11.10.2017

Doron Langberg











































































"Born in 1985 in Yokneam Moshava, Israel.

STATEMENT
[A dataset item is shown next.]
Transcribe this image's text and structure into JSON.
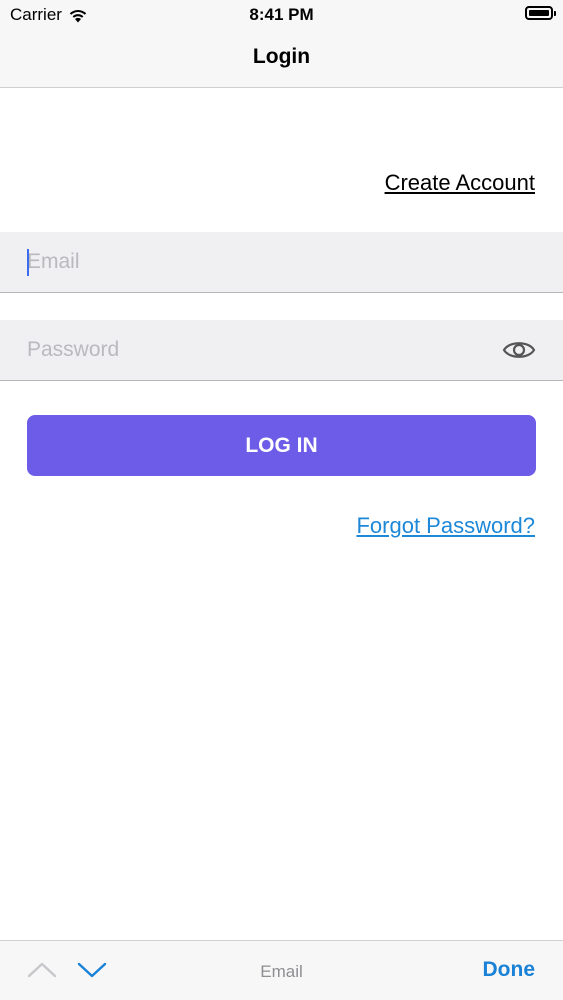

I see my paintings as a conduit between the viewer and me, through which my experiences become theirs. In my process, I search for affinities between textures, marks or color relationships and moments in my life, ranging from banal to sexual. I focus on love and desire in my work because they are both fundamental human experiences, but also what mark me as different. When I’m confronted with views about queerness, whether in a conversation, on the street, publicly expressed in the media, or embedded in institutional policy, I often feel that they do not reflect my own experience of sexuality. Through their visual impact, I want my paintings to bridge this gap between how I see myself and how others see me. By foregrounding color, gesture, and the tactility of paint I try to create a connection with a viewer that speaks to the shared sensations of the bodies we inhabit rather than the social categories that constrict us."





11.07.2017

Clayton Patterson - Portraits from the Pyramid Club


































































































































"The Pyramid Club is a nightclub in the East Village of ManhattanNew York City. After opening in 1979, the Pyramid helped define the East Village drag and gay scenes of the 1980s. The club is located at 101 Avenue A in Manhattan.
In the late 70s and early 80s, when mega-clubs like Studio 54 and The Limelight, dominated New York nightlife, the struggling artists, actors, musicians, and drag queens who lived in the East Village created their own, more intimately-scaled scene. They began taking over some of the local dive bars, such as the Holiday on St. Mark's Place, and created new clubs where there previously were none, as was the case with Club 57 (in the basement of a church), and 8BC, on a block of abandoned tenements.
The club became a hangout for "a new breed of politicized drag performers" like Lypsinka, Lady Bunny, and RuPaul, whose first New York City show was at the Pyramid Club in 1982. On Labor Day 1985, Pyramid performer Lady Bunny hosted the Wigstock Festival in Tompkins Square Park.  Andy Warhol and Debbie Harry dropped in the Pyramid to do a feature on the club for MTV, and Madonna appeared at her first AIDSbenefit at the club. Both Nirvana and Red Hot Chili Peppers played their first New York City concerts there. From 1992-95, Blacklips Performance Cult, a collective founded by Antony Hegarty, presented plays at Pyramid every Monday at midnight.
In 2007, it was proposed that 101 Avenue A, the Pyramid Club's building, be landmarked. The proposal, described as the first "drag landmark", was not adopted by the New York City Landmarks Preservation Commission. However, in the spring of 2011 the Landmarks Preservation Commission proposed a new historic district in the East Village focused around lower Second Avenue and encompassing 15 blocks and 330 buildings. The original proposal excluded buildings such as the Pyramid Club, but thanks to efforts made by local community groups such as the Lower East Side Preservation Initiative, East Village Community Coalition, Historic Districts Council, and Greenwich Village Society for Historic Preservation, the proposed district now includes 101 Avenue A as well as other similar buildings. The Landmarks Preservation Commissiondesignated the East Village/Lower East Side Historic District on October 9, 2012."